In 1855, he returned from Europe and was appointed as the Minister of War in his father's government. Two years later, he was elevated to the post of Vice President.
In 1862, after his father's death, he was unanimously declared as the President of Paraguay for a term of ten years. As president, he opted to continue most of the economic protectionism and developmental policies adopted by his father.
His ambition was to represent Paraguay as a dependable “third force” in the ongoing political and military rivalry between Argentina and Brazil. To succeed in this conquest, he formed an alliance with the President of Uruguay, Bernardo Berro.
Subsequently, he began a massive expansion and reorganization of his military. Under his reign, Paraguayan military grew to become the best-trained and most well-equipped force in the region.
In December 1864, he officially declared war on Brazil and dispatched a force to invade Mato Grosso. The force captured the town of Corumbá and took possession of the province and its diamond mines, together with an immense quantity of arms and ammunition.
When his forces tried crossing the Argentine soil to reach Uruguay to support the government of Atanasio Aguirre, they were denied permission to cross the intervening Argentine province of Corrientes.
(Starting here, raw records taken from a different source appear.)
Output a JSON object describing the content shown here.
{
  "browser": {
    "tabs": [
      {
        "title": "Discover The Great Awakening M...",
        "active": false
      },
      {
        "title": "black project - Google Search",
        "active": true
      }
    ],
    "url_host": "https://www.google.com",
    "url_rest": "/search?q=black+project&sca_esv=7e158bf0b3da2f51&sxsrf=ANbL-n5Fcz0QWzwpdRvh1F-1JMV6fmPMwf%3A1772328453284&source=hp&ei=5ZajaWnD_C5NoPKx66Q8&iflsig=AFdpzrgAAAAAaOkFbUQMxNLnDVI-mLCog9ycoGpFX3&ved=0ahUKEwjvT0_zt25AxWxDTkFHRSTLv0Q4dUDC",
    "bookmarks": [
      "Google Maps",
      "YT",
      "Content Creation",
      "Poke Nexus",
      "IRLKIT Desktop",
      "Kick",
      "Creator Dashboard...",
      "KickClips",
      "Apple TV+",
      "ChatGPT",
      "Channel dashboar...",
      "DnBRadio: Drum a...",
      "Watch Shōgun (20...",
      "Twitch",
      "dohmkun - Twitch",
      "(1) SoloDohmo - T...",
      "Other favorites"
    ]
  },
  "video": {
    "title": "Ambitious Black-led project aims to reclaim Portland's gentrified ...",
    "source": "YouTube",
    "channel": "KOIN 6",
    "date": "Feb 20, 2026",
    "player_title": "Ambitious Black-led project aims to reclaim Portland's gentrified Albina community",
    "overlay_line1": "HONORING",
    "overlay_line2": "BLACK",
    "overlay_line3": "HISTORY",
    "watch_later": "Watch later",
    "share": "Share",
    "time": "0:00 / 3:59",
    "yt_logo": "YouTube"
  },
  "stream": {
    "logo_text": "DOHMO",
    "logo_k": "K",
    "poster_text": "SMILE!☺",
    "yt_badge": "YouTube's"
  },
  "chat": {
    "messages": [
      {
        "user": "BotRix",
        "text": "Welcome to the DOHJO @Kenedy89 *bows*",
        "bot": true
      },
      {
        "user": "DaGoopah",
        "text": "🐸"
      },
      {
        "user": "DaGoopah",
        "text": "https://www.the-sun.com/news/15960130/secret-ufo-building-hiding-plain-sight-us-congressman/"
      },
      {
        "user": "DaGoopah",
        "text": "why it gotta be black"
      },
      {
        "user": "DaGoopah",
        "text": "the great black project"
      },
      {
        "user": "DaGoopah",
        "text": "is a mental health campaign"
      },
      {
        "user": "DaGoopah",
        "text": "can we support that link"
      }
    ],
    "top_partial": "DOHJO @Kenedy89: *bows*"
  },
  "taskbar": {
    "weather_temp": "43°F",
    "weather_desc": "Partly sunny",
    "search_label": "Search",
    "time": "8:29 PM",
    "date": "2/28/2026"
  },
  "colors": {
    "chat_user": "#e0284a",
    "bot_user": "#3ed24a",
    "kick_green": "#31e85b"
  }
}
In April 1865, he declared war on Argentina, seizing two Argentine war vessels in the Bay of Corrientes.
Meanwhile the Brazilians had managed to overthrow Atanasio Aguirre as the President of Uruguay and had installed their ally, Venancio Flores, in his place. In May 1865, Brazil joined Argentina and Uruguay in signing the ‘Treaty of the Triple Alliance’ which stipulated that they should unitedly pursue war against Paraguay until the existing government of Paraguay was overthrown.
A great war ensued between the Paraguayan forces and the troops of the Triple Alliance, which lasted until March 1870. The war was carried on with great aggression and Lopez's position increasingly weakened over the years.
In 1868, when the allies were pressing him hard, he became convinced that his Paraguayan supporters were plotting a conspiracy to defeat him. Thereafter, he ordered execution of several hundred prominent Paraguayan citizens, including his family members, cabinet ministers, military officers, bishops and priests and many others.
On March 1, 1870, the enemy forces badly wounded him and he died struggling with the soldiers who were trying to disarm and capture him. His death marked the end of the war of the Triple Alliance.
To date, he is considered to be a great Paraguayan national hero and his remains are located at the ‘Panteon de los Heroes’ in Asunción.
Francisco Solano López was born on July 24, 1827, in Manorá, a barrio of Asunción, Paraguay, to Carlos Antonio Lopez, who later became the first President of Paraguay in 1841.
In 1844, his father commissioned him as a Brigadier General in the Paraguayan Army when he was just 18.
During the time he spent in Paris, Francisco Solano Lopez fell in love with an Irish woman, Elisa Alicia Lynch, who later became his mistress. Famous by the name of ‘La Lynch’, she bore him five sons, although the two never married.
Lynch had an influential personality and helped him in carrying out important political decisions regarding Paraguay. She buried Francisco Solano Lopez with her own hands after he was killed in battle in 1870 and died penniless after some years in Europe.
Francisco Solano Lopez is regarded as a patriot who fought till his last breath for Paraguay. He is often portrayed as a tragic figure caught in a web of Argentine and Brazilian duplicity. He is much respected for standing against his enemies heroically for five horrific war years until he was killed and Paraguay was finally defeated.